** Data follows **

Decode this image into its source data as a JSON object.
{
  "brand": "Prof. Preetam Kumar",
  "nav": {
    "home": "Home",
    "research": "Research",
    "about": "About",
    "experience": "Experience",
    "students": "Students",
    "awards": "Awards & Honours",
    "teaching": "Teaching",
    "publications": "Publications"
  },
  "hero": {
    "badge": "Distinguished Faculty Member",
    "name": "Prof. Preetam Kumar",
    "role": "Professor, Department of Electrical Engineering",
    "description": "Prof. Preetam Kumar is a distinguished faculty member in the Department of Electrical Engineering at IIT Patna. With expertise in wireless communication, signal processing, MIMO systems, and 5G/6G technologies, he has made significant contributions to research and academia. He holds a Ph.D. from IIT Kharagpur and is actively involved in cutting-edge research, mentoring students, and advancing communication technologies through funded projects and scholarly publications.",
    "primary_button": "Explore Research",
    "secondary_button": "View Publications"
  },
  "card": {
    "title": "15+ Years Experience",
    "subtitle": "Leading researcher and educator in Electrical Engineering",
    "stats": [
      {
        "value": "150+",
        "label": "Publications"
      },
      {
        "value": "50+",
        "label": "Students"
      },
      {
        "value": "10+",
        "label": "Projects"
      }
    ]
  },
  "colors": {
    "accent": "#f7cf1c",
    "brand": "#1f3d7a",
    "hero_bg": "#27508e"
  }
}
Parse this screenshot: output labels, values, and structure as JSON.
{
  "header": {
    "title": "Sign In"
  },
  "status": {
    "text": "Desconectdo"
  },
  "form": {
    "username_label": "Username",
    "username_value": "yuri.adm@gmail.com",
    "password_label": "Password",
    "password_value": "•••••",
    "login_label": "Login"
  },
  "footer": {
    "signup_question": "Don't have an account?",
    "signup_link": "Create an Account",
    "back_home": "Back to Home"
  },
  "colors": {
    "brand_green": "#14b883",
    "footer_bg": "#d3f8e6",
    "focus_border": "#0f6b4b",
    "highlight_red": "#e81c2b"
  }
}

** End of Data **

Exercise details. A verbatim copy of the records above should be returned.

Reply.
Decode this image into its source data as a JSON object.
{
  "brand": "Prof. Preetam Kumar",
  "nav": {
    "home": "Home",
    "research": "Research",
    "about": "About",
    "experience": "Experience",
    "students": "Students",
    "awards": "Awards & Honours",
    "teaching": "Teaching",
    "publications": "Publications"
  },
  "hero": {
    "badge": "Distinguished Faculty Member",
    "name": "Prof. Preetam Kumar",
    "role": "Professor, Department of Electrical Engineering",
    "description": "Prof. Preetam Kumar is a distinguished faculty member in the Department of Electrical Engineering at IIT Patna. With expertise in wireless communication, signal processing, MIMO systems, and 5G/6G technologies, he has made significant contributions to research and academia. He holds a Ph.D. from IIT Kharagpur and is actively involved in cutting-edge research, mentoring students, and advancing communication technologies through funded projects and scholarly publications.",
    "primary_button": "Explore Research",
    "secondary_button": "View Publications"
  },
  "card": {
    "title": "15+ Years Experience",
    "subtitle": "Leading researcher and educator in Electrical Engineering",
    "stats": [
      {
        "value": "150+",
        "label": "Publications"
      },
      {
        "value": "50+",
        "label": "Students"
      },
      {
        "value": "10+",
        "label": "Projects"
      }
    ]
  },
  "colors": {
    "accent": "#f7cf1c",
    "brand": "#1f3d7a",
    "hero_bg": "#27508e"
  }
}
Parse this screenshot: output labels, values, and structure as JSON.
{
  "header": {
    "title": "Sign In"
  },
  "status": {
    "text": "Desconectdo"
  },
  "form": {
    "username_label": "Username",
    "username_value": "yuri.adm@gmail.com",
    "password_label": "Password",
    "password_value": "•••••",
    "login_label": "Login"
  },
  "footer": {
    "signup_question": "Don't have an account?",
    "signup_link": "Create an Account",
    "back_home": "Back to Home"
  },
  "colors": {
    "brand_green": "#14b883",
    "footer_bg": "#d3f8e6",
    "focus_border": "#0f6b4b",
    "highlight_red": "#e81c2b"
  }
}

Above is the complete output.